- [ASSIGNMENT] Nothing in the records should change; write them all out again.

- [DATA]

*** Block opens ***

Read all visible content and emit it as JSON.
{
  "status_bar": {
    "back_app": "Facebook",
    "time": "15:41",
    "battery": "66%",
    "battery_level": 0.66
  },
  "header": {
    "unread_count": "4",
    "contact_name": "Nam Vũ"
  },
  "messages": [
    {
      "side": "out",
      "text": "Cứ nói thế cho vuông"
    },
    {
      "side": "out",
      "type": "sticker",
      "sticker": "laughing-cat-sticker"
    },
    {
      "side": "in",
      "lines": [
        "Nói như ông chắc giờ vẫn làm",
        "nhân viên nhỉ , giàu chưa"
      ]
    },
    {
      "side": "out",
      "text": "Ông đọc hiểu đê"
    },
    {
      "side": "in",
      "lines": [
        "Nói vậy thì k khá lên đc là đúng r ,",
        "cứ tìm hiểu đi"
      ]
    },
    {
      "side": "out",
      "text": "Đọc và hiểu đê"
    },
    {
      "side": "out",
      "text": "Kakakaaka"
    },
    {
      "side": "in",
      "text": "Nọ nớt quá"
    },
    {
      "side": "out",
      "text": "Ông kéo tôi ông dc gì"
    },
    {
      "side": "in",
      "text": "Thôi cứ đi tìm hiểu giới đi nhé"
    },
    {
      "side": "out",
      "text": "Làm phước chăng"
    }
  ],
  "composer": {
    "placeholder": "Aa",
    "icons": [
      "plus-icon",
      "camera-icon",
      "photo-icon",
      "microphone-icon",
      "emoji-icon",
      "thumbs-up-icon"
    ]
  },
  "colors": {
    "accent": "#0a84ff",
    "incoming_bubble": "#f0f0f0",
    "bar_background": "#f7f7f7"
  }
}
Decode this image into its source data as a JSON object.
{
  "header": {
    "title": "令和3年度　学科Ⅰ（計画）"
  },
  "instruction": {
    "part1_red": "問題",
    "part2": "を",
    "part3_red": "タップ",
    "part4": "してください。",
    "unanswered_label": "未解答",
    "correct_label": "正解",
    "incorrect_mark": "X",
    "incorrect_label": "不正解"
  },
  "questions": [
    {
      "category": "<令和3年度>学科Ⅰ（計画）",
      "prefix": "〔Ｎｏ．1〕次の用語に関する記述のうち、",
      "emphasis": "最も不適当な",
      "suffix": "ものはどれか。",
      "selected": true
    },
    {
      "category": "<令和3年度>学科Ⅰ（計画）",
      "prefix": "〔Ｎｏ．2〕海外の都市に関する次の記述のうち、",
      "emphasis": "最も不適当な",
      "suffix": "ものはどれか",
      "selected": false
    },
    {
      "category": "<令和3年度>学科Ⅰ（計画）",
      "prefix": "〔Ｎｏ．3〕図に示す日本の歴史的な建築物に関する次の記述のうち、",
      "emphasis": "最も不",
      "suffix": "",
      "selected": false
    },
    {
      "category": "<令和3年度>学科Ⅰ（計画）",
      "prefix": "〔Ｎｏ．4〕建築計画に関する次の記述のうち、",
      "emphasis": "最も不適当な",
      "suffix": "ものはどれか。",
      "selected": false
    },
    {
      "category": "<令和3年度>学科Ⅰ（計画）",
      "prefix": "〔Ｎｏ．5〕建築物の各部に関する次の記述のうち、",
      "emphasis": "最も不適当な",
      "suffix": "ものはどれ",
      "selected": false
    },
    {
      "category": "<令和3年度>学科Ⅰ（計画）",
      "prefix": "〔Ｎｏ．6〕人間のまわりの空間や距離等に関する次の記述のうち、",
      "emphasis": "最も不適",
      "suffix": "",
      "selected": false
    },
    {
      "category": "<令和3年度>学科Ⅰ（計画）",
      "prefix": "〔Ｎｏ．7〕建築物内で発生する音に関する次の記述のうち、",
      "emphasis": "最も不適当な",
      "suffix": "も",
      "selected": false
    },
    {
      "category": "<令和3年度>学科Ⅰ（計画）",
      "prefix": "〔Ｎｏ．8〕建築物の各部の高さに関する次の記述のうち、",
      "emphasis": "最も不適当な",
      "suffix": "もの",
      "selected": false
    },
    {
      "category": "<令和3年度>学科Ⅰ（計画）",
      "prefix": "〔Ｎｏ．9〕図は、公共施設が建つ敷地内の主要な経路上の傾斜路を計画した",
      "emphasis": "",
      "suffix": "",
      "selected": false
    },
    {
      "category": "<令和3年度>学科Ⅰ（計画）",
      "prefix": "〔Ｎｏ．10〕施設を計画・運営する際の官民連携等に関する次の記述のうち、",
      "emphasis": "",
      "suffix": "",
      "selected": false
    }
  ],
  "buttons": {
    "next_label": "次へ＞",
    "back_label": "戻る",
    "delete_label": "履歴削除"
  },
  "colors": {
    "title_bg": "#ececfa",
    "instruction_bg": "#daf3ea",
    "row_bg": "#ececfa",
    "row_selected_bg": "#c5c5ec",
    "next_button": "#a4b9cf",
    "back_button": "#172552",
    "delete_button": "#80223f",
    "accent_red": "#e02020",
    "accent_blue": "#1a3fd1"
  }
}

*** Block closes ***

- [RESPONSE TO THE TASK]
Read all visible content and emit it as JSON.
{
  "status_bar": {
    "back_app": "Facebook",
    "time": "15:41",
    "battery": "66%",
    "battery_level": 0.66
  },
  "header": {
    "unread_count": "4",
    "contact_name": "Nam Vũ"
  },
  "messages": [
    {
      "side": "out",
      "text": "Cứ nói thế cho vuông"
    },
    {
      "side": "out",
      "type": "sticker",
      "sticker": "laughing-cat-sticker"
    },
    {
      "side": "in",
      "lines": [
        "Nói như ông chắc giờ vẫn làm",
        "nhân viên nhỉ , giàu chưa"
      ]
    },
    {
      "side": "out",
      "text": "Ông đọc hiểu đê"
    },
    {
      "side": "in",
      "lines": [
        "Nói vậy thì k khá lên đc là đúng r ,",
        "cứ tìm hiểu đi"
      ]
    },
    {
      "side": "out",
      "text": "Đọc và hiểu đê"
    },
    {
      "side": "out",
      "text": "Kakakaaka"
    },
    {
      "side": "in",
      "text": "Nọ nớt quá"
    },
    {
      "side": "out",
      "text": "Ông kéo tôi ông dc gì"
    },
    {
      "side": "in",
      "text": "Thôi cứ đi tìm hiểu giới đi nhé"
    },
    {
      "side": "out",
      "text": "Làm phước chăng"
    }
  ],
  "composer": {
    "placeholder": "Aa",
    "icons": [
      "plus-icon",
      "camera-icon",
      "photo-icon",
      "microphone-icon",
      "emoji-icon",
      "thumbs-up-icon"
    ]
  },
  "colors": {
    "accent": "#0a84ff",
    "incoming_bubble": "#f0f0f0",
    "bar_background": "#f7f7f7"
  }
}
Decode this image into its source data as a JSON object.
{
  "header": {
    "title": "令和3年度　学科Ⅰ（計画）"
  },
  "instruction": {
    "part1_red": "問題",
    "part2": "を",
    "part3_red": "タップ",
    "part4": "してください。",
    "unanswered_label": "未解答",
    "correct_label": "正解",
    "incorrect_mark": "X",
    "incorrect_label": "不正解"
  },
  "questions": [
    {
      "category": "<令和3年度>学科Ⅰ（計画）",
      "prefix": "〔Ｎｏ．1〕次の用語に関する記述のうち、",
      "emphasis": "最も不適当な",
      "suffix": "ものはどれか。",
      "selected": true
    },
    {
      "category": "<令和3年度>学科Ⅰ（計画）",
      "prefix": "〔Ｎｏ．2〕海外の都市に関する次の記述のうち、",
      "emphasis": "最も不適当な",
      "suffix": "ものはどれか",
      "selected": false
    },
    {
      "category": "<令和3年度>学科Ⅰ（計画）",
      "prefix": "〔Ｎｏ．3〕図に示す日本の歴史的な建築物に関する次の記述のうち、",
      "emphasis": "最も不",
      "suffix": "",
      "selected": false
    },
    {
      "category": "<令和3年度>学科Ⅰ（計画）",
      "prefix": "〔Ｎｏ．4〕建築計画に関する次の記述のうち、",
      "emphasis": "最も不適当な",
      "suffix": "ものはどれか。",
      "selected": false
    },
    {
      "category": "<令和3年度>学科Ⅰ（計画）",
      "prefix": "〔Ｎｏ．5〕建築物の各部に関する次の記述のうち、",
      "emphasis": "最も不適当な",
      "suffix": "ものはどれ",
      "selected": false
    },
    {
      "category": "<令和3年度>学科Ⅰ（計画）",
      "prefix": "〔Ｎｏ．6〕人間のまわりの空間や距離等に関する次の記述のうち、",
      "emphasis": "最も不適",
      "suffix": "",
      "selected": false
    },
    {
      "category": "<令和3年度>学科Ⅰ（計画）",
      "prefix": "〔Ｎｏ．7〕建築物内で発生する音に関する次の記述のうち、",
      "emphasis": "最も不適当な",
      "suffix": "も",
      "selected": false
    },
    {
      "category": "<令和3年度>学科Ⅰ（計画）",
      "prefix": "〔Ｎｏ．8〕建築物の各部の高さに関する次の記述のうち、",
      "emphasis": "最も不適当な",
      "suffix": "もの",
      "selected": false
    },
    {
      "category": "<令和3年度>学科Ⅰ（計画）",
      "prefix": "〔Ｎｏ．9〕図は、公共施設が建つ敷地内の主要な経路上の傾斜路を計画した",
      "emphasis": "",
      "suffix": "",
      "selected": false
    },
    {
      "category": "<令和3年度>学科Ⅰ（計画）",
      "prefix": "〔Ｎｏ．10〕施設を計画・運営する際の官民連携等に関する次の記述のうち、",
      "emphasis": "",
      "suffix": "",
      "selected": false
    }
  ],
  "buttons": {
    "next_label": "次へ＞",
    "back_label": "戻る",
    "delete_label": "履歴削除"
  },
  "colors": {
    "title_bg": "#ececfa",
    "instruction_bg": "#daf3ea",
    "row_bg": "#ececfa",
    "row_selected_bg": "#c5c5ec",
    "next_button": "#a4b9cf",
    "back_button": "#172552",
    "delete_button": "#80223f",
    "accent_red": "#e02020",
    "accent_blue": "#1a3fd1"
  }
}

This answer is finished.